Data excerpts:
........
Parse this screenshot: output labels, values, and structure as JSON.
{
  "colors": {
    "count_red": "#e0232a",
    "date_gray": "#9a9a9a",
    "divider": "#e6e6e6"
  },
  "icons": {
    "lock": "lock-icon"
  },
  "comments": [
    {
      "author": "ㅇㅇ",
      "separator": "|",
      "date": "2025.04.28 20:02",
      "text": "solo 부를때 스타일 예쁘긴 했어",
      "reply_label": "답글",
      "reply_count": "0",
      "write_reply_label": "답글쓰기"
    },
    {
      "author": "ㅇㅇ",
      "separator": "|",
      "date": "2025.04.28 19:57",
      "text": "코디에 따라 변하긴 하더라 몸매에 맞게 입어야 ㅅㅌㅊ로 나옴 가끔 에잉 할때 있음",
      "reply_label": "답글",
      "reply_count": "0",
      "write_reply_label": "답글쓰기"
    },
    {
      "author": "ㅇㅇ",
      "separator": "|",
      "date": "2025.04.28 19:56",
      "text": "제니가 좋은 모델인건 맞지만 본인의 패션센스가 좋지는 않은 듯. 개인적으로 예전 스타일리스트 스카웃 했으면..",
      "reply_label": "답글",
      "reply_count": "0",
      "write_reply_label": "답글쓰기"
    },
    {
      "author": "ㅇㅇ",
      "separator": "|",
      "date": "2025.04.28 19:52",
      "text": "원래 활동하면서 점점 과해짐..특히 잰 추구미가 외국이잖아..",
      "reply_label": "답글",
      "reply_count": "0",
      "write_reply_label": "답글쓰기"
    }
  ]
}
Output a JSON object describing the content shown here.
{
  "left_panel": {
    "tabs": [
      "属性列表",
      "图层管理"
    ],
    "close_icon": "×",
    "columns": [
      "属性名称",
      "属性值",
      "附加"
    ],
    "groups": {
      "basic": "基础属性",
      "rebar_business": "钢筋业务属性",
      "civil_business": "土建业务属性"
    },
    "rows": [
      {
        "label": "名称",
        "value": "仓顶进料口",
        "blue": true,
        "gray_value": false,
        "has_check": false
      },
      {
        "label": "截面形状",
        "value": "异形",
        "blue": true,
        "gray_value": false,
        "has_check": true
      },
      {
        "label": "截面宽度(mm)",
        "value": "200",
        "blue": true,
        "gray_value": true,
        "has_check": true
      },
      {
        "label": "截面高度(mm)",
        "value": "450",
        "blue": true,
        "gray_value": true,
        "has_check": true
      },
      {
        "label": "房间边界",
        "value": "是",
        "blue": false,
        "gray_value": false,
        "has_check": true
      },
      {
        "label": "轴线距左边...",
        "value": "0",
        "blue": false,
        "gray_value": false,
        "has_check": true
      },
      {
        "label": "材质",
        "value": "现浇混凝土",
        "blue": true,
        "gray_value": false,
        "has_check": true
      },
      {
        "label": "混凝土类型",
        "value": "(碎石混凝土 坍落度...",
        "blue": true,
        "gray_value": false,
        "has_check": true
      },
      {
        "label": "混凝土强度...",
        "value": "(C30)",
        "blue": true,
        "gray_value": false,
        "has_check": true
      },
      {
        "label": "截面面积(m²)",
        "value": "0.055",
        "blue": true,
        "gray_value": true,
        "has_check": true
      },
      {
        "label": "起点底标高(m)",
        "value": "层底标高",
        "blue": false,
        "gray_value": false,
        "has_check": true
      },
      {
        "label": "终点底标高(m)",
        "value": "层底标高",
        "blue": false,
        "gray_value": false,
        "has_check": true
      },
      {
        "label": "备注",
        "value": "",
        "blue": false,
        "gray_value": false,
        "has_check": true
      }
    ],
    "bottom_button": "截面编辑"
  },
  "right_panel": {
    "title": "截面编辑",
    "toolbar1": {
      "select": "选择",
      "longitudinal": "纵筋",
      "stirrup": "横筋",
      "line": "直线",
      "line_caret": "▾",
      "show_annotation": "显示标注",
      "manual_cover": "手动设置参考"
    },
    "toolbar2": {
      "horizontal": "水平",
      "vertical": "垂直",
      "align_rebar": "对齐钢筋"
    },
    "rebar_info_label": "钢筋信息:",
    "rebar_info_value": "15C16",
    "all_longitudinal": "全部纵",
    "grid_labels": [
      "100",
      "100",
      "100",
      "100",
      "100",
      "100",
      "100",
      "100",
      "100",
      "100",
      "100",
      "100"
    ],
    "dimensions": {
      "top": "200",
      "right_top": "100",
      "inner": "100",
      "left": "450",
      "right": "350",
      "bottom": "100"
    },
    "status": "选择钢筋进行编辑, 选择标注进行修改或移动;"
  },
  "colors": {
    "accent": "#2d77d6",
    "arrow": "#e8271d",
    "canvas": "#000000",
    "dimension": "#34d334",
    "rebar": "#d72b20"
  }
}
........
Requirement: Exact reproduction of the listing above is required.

Result below:
Parse this screenshot: output labels, values, and structure as JSON.
{
  "colors": {
    "count_red": "#e0232a",
    "date_gray": "#9a9a9a",
    "divider": "#e6e6e6"
  },
  "icons": {
    "lock": "lock-icon"
  },
  "comments": [
    {
      "author": "ㅇㅇ",
      "separator": "|",
      "date": "2025.04.28 20:02",
      "text": "solo 부를때 스타일 예쁘긴 했어",
      "reply_label": "답글",
      "reply_count": "0",
      "write_reply_label": "답글쓰기"
    },
    {
      "author": "ㅇㅇ",
      "separator": "|",
      "date": "2025.04.28 19:57",
      "text": "코디에 따라 변하긴 하더라 몸매에 맞게 입어야 ㅅㅌㅊ로 나옴 가끔 에잉 할때 있음",
      "reply_label": "답글",
      "reply_count": "0",
      "write_reply_label": "답글쓰기"
    },
    {
      "author": "ㅇㅇ",
      "separator": "|",
      "date": "2025.04.28 19:56",
      "text": "제니가 좋은 모델인건 맞지만 본인의 패션센스가 좋지는 않은 듯. 개인적으로 예전 스타일리스트 스카웃 했으면..",
      "reply_label": "답글",
      "reply_count": "0",
      "write_reply_label": "답글쓰기"
    },
    {
      "author": "ㅇㅇ",
      "separator": "|",
      "date": "2025.04.28 19:52",
      "text": "원래 활동하면서 점점 과해짐..특히 잰 추구미가 외국이잖아..",
      "reply_label": "답글",
      "reply_count": "0",
      "write_reply_label": "답글쓰기"
    }
  ]
}
Output a JSON object describing the content shown here.
{
  "left_panel": {
    "tabs": [
      "属性列表",
      "图层管理"
    ],
    "close_icon": "×",
    "columns": [
      "属性名称",
      "属性值",
      "附加"
    ],
    "groups": {
      "basic": "基础属性",
      "rebar_business": "钢筋业务属性",
      "civil_business": "土建业务属性"
    },
    "rows": [
      {
        "label": "名称",
        "value": "仓顶进料口",
        "blue": true,
        "gray_value": false,
        "has_check": false
      },
      {
        "label": "截面形状",
        "value": "异形",
        "blue": true,
        "gray_value": false,
        "has_check": true
      },
      {
        "label": "截面宽度(mm)",
        "value": "200",
        "blue": true,
        "gray_value": true,
        "has_check": true
      },
      {
        "label": "截面高度(mm)",
        "value": "450",
        "blue": true,
        "gray_value": true,
        "has_check": true
      },
      {
        "label": "房间边界",
        "value": "是",
        "blue": false,
        "gray_value": false,
        "has_check": true
      },
      {
        "label": "轴线距左边...",
        "value": "0",
        "blue": false,
        "gray_value": false,
        "has_check": true
      },
      {
        "label": "材质",
        "value": "现浇混凝土",
        "blue": true,
        "gray_value": false,
        "has_check": true
      },
      {
        "label": "混凝土类型",
        "value": "(碎石混凝土 坍落度...",
        "blue": true,
        "gray_value": false,
        "has_check": true
      },
      {
        "label": "混凝土强度...",
        "value": "(C30)",
        "blue": true,
        "gray_value": false,
        "has_check": true
      },
      {
        "label": "截面面积(m²)",
        "value": "0.055",
        "blue": true,
        "gray_value": true,
        "has_check": true
      },
      {
        "label": "起点底标高(m)",
        "value": "层底标高",
        "blue": false,
        "gray_value": false,
        "has_check": true
      },
      {
        "label": "终点底标高(m)",
        "value": "层底标高",
        "blue": false,
        "gray_value": false,
        "has_check": true
      },
      {
        "label": "备注",
        "value": "",
        "blue": false,
        "gray_value": false,
        "has_check": true
      }
    ],
    "bottom_button": "截面编辑"
  },
  "right_panel": {
    "title": "截面编辑",
    "toolbar1": {
      "select": "选择",
      "longitudinal": "纵筋",
      "stirrup": "横筋",
      "line": "直线",
      "line_caret": "▾",
      "show_annotation": "显示标注",
      "manual_cover": "手动设置参考"
    },
    "toolbar2": {
      "horizontal": "水平",
      "vertical": "垂直",
      "align_rebar": "对齐钢筋"
    },
    "rebar_info_label": "钢筋信息:",
    "rebar_info_value": "15C16",
    "all_longitudinal": "全部纵",
    "grid_labels": [
      "100",
      "100",
      "100",
      "100",
      "100",
      "100",
      "100",
      "100",
      "100",
      "100",
      "100",
      "100"
    ],
    "dimensions": {
      "top": "200",
      "right_top": "100",
      "inner": "100",
      "left": "450",
      "right": "350",
      "bottom": "100"
    },
    "status": "选择钢筋进行编辑, 选择标注进行修改或移动;"
  },
  "colors": {
    "accent": "#2d77d6",
    "arrow": "#e8271d",
    "canvas": "#000000",
    "dimension": "#34d334",
    "rebar": "#d72b20"
  }
}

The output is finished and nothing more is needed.